The Nexus will have a Thales-developed fly-by-wire flight control system (FCS) that will be “different to anything Bell has done before in many ways,” says flight controls lead engineer Jeff Epp. The flight control system will be distributed, with centralized flight control computers connecting to remote electronics and motor controllers. For the first time on a Bell aircraft, primary flight control surfaces will be moved by all-electric actuators rather than conventional hydraulic systems. The electromechanical actuators and motor controllers will be provided by Moog.

“For the first time, we have integrated the FCS with the propulsion system,” says Epp. Flight control computers will control the motors, rotors and ducts. “The flight control computers control those motors to not only provide thrust but also to use those rotors to dynamically control the aircraft,” he adds. “That allows us to do roll, pitch and yaw control as well as use them for hover mode and forward flight.” In helicopter mode roll, pitch and yaw control is provided by varying rotational speed on the fans and directing thrust using movable vanes in the fan ducts. In airplane mode, flight control is provided by rudders on the canted vertical tails and ailerons on the midfan duct struts.
The flight control system will also work closely with the autonomous vehicle management computer (VMC), which will be developed by Garmin. The VMC is “the brain of the aircraft,” says Nexus avionics lead Frankie Mazzei. For power management, the VMC will take information from the battery and relay it to the engine, while for navigation it will be able to take ground station commands and relay those to the FCS. “Today, that is all managed by the pilot,” says Mazzei. “The goal of the VMC at Bell is to be the ultimate pilot assistant, enhance situational awareness, reduce workload and increase safety. The end goal is to be fully autonomous.” 
Bell is reluctant to detail the development schedule, but Drennan says the program is currently “somewhere between preliminary and critical design reviews.” Entry into service is targeted at the mid-2020s, with demonstrators and prototypes “phased in between now and then,” he says, adding that the first vehicles will be fully autonomous to “unlock speed in the schedule” and enable the early potential for an optionally piloted aircraft.
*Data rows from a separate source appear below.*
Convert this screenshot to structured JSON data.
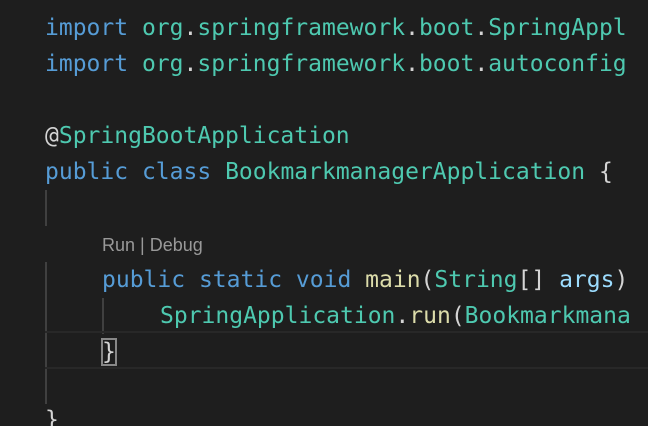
{
  "editor": {
    "line1": {
      "kw": "import",
      "t1": "org",
      "d1": ".",
      "t2": "springframework",
      "d2": ".",
      "t3": "boot",
      "d3": ".",
      "t4": "SpringAppl"
    },
    "line2": {
      "kw": "import",
      "t1": "org",
      "d1": ".",
      "t2": "springframework",
      "d2": ".",
      "t3": "boot",
      "d3": ".",
      "t4": "autoconfig"
    },
    "line4": {
      "at": "@",
      "name": "SpringBootApplication"
    },
    "line5": {
      "kw1": "public",
      "kw2": "class",
      "name": "BookmarkmanagerApplication",
      "brace": "{"
    },
    "codelens": {
      "run": "Run",
      "sep": " | ",
      "debug": "Debug"
    },
    "line7": {
      "kw1": "public",
      "kw2": "static",
      "kw3": "void",
      "fn": "main",
      "p1": "(",
      "type": "String",
      "arr": "[]",
      "arg": "args",
      "p2": ")"
    },
    "line8": {
      "cls": "SpringApplication",
      "dot": ".",
      "fn": "run",
      "p1": "(",
      "arg": "Bookmarkmana"
    },
    "line9": {
      "brace": "}"
    },
    "line11": {
      "brace": "}"
    }
  },
  "colors": {
    "background": "#1e1e1e",
    "keyword": "#569cd6",
    "type": "#4ec9b0",
    "function": "#dcdcaa",
    "variable": "#9cdcfe",
    "plain": "#d4d4d4",
    "codelens": "#999999"
  }
}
The route to certification is undecided but “could come out of Part 23,” Drennan says.